(Interface dataset entries)
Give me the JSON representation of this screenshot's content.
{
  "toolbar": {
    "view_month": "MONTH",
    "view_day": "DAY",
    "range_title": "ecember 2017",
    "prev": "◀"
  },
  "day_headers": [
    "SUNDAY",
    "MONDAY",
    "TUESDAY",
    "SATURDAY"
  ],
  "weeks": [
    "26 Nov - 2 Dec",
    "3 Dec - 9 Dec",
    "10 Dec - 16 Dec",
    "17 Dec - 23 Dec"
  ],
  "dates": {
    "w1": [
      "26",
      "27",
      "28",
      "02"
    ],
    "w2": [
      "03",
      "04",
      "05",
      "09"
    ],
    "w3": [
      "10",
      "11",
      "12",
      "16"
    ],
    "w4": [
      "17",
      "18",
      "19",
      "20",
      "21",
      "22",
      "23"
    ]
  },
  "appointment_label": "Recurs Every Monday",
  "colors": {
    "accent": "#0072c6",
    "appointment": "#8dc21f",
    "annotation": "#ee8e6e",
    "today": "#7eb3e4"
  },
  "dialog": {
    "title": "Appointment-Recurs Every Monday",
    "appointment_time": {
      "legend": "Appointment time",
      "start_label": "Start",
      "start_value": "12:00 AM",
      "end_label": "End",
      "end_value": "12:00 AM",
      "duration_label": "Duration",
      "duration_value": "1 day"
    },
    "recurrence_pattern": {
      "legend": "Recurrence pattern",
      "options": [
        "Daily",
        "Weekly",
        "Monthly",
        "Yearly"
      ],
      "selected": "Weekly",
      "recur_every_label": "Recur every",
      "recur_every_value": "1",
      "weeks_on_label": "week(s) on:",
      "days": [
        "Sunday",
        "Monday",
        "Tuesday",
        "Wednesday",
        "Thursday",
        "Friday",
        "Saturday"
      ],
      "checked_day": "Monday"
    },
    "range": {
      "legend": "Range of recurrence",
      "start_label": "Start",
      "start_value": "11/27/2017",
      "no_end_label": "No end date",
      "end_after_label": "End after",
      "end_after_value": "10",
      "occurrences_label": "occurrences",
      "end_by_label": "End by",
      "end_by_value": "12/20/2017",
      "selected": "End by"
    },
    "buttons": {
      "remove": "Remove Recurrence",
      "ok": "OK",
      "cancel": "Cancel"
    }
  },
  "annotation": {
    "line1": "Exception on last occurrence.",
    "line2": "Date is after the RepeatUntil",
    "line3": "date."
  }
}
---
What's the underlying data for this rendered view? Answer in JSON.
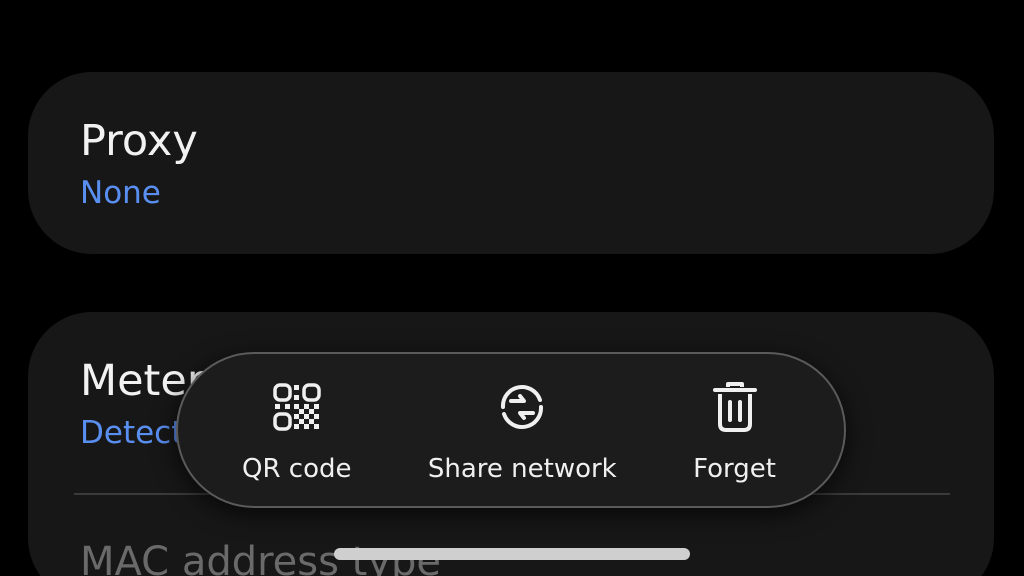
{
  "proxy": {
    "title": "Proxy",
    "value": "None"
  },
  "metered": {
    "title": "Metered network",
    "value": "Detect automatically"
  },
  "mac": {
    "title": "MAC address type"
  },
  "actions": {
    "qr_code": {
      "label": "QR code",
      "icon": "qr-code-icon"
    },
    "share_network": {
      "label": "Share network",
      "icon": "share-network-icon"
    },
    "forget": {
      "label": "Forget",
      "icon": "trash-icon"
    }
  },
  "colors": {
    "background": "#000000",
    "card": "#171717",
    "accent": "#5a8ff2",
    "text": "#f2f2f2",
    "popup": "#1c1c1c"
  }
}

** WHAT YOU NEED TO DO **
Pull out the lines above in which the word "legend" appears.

** OUTPUT **
      "legend": "Appointment time",
      "legend": "Recurrence pattern",
      "legend": "Range of recurrence",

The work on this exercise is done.